Research Papers:

Hereditary pancreatitis model by blastocyst complementation in mouse

Ayumu Asai, Masamitsu Konno, Koichi Kawamoto, Ayako Isotani, Masaki Mori, Hidetoshi Eguchi, Yuichiro Doki, Takahiro Arai and Hideshi Ishii

PDF  |  Full Text  |  Supplementary Files  |  How to cite  |  Press Release

Oncotarget. 2020; 11:2061-2073. https://doi.org/10.18632/oncotarget.27595

Metrics: PDF 1358 views  |   Full Text 1954 views  |   ?  


Ayumu Asai1,2,3,*, Masamitsu Konno1,2,3,*, Koichi Kawamoto3, Ayako Isotani4, Masaki Mori3,5, Hidetoshi Eguchi3, Yuichiro Doki3, Takahiro Arai6 and Hideshi Ishii1,2

1 Department of Frontier Science for Cancer and Chemotherapy, Graduate School of Medicine, Osaka University, Suita 565-0871 Japan

2 Department of Medical Data Science, Graduate School of Medicine, Osaka University, Suita 565-0871 Japan

3 Department of Gastroenterological Surgery, Graduate School of Medicine, Osaka University, Suita 565-0871 Japan

4 Organ Developmental Engineering, Division of Biological Science, Graduate School of Science and Technology, Nara Institute of Science and Technology, Ikoma 630-0192 Japan

5 Department of Surgery and Science, Graduate School of Medical Sciences, Kyushu University, Fukuoka 812-8582 Japan

6 Unitech Co., Ltd., Kashiwa 277-0005 Japan

* These authors contributed equally to this work

Correspondence to:

Hideshi Ishii,email: [email protected]
Takahiro Arai,email: [email protected]

Keywords: blastocyst complementation; hereditary pancreatitis; disease-specific pluripotent stem cells; PRSS1

Received: March 01, 2020     Accepted: April 03, 2020     Published: June 02, 2020


The application of pluripotent stem cells is expected to contribute to the elucidation of unknown mechanism of human diseases. However, in vitro induction of organ-specific cells, such as pancreas and liver, is still difficult and the reproduction of their disorders in a model has been unfeasible. To study the mechanism of human hereditary pancreatitis (HP), we here performed the blastocyst complementation (BC) method. In the BC method, mouse embryonic stem (ES) cells harboring CRISPR/CAS9-mediated mutations in the Prss1 gene were injected into blastocysts with deficient Pdx1 gene, which is a critical transcription factor in the development of pancreas. The results showed that trypsin was activated extremely in Prss1-mutant mice. This implied that the mouse phenotype mimics that of human HP and that the BC method was useful for the reproduction and study of pancreatic disorders. The present study opens the possibility of investigating uncharacterized human diseases by utilizing the BC method.

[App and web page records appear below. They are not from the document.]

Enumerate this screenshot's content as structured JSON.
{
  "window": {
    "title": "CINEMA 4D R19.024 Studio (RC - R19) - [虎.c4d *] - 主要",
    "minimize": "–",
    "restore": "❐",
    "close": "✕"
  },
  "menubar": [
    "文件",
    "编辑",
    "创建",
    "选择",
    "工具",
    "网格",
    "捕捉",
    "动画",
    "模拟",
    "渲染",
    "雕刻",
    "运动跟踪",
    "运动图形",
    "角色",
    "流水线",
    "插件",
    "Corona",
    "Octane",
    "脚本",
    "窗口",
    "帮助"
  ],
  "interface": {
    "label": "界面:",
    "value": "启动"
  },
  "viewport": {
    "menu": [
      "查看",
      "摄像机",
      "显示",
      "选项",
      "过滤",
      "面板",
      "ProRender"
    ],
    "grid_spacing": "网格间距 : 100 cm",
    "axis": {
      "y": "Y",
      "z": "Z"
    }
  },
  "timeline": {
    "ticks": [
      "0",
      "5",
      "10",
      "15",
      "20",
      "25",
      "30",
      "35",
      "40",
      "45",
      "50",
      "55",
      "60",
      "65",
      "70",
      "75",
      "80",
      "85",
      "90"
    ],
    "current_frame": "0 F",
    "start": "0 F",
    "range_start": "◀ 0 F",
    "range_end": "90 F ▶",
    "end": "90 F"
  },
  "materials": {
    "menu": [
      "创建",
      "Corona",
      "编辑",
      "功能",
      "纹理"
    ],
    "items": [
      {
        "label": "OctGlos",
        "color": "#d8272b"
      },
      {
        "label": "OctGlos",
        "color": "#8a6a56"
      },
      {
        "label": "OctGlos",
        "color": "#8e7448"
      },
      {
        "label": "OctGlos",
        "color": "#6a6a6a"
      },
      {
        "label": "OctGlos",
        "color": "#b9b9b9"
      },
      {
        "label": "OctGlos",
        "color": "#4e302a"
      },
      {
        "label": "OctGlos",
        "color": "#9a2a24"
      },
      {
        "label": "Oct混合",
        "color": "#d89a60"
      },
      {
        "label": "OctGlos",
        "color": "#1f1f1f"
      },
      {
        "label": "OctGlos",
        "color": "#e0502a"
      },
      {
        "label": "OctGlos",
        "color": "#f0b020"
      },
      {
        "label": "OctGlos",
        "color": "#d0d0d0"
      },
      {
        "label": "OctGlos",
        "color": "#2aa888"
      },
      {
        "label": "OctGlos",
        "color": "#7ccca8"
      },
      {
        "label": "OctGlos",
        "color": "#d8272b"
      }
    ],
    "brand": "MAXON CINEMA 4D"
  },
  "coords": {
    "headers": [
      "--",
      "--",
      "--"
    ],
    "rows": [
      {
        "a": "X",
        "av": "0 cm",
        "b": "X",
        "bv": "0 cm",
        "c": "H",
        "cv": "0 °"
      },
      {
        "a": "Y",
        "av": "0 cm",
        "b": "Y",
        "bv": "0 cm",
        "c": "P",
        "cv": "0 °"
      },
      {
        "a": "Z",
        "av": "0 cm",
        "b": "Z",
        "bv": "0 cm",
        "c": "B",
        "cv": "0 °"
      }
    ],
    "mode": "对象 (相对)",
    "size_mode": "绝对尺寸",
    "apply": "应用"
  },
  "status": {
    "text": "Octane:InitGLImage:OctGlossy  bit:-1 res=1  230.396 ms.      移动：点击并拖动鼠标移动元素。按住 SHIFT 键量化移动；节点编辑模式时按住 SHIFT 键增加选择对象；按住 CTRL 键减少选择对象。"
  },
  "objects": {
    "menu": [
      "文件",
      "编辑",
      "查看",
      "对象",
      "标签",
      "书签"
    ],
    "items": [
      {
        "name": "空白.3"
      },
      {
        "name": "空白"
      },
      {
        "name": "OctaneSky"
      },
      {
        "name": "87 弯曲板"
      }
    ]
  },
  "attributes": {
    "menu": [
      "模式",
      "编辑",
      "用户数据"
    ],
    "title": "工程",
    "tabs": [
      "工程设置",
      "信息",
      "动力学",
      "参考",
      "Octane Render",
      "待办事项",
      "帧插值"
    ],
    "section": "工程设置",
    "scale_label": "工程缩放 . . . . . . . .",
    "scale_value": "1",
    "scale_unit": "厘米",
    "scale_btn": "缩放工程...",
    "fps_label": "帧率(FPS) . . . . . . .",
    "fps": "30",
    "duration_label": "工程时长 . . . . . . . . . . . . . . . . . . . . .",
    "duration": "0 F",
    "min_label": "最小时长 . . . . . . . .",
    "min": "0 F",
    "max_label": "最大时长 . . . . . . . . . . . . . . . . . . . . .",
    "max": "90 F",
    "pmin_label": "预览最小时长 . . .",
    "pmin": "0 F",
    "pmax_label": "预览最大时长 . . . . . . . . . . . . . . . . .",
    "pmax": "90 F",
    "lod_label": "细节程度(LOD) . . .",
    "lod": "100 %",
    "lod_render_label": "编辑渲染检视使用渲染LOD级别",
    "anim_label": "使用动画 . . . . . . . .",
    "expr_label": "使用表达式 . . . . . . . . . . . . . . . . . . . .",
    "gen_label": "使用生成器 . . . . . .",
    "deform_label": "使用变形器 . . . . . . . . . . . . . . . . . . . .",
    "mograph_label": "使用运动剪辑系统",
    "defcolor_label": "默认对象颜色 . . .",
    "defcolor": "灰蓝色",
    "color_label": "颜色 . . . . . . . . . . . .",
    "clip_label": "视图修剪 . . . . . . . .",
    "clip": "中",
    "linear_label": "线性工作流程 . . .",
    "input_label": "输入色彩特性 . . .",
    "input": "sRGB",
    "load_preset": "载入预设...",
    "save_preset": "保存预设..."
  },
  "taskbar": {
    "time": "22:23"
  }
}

Creative Commons License All site content, except where otherwise noted, is licensed under a Creative Commons Attribution 4.0 License.
PII: 27595